(Items from an interface collection)
--- START ---

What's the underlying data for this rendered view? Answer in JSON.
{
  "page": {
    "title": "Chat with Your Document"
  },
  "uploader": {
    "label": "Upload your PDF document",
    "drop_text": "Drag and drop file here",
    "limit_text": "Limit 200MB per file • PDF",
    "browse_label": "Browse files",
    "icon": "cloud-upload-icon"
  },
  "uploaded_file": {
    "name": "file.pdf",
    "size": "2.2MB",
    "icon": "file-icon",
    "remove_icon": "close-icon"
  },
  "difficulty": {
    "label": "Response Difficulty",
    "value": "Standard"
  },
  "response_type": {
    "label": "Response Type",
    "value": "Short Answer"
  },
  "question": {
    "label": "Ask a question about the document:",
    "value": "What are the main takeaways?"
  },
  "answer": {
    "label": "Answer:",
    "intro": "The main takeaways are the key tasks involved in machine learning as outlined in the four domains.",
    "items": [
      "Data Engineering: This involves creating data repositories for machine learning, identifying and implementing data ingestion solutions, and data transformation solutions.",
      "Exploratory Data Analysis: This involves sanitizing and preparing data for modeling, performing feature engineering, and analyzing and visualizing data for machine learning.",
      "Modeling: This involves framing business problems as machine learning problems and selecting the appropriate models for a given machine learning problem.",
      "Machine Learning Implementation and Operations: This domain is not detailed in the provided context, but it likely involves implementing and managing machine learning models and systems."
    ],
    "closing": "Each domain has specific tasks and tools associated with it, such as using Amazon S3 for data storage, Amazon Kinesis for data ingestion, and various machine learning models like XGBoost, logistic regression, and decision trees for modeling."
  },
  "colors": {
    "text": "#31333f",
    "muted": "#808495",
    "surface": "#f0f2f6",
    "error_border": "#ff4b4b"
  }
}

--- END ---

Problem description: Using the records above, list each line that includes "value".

Written solution:
    "value": "Standard"
    "value": "Short Answer"
    "value": "What are the main takeaways?"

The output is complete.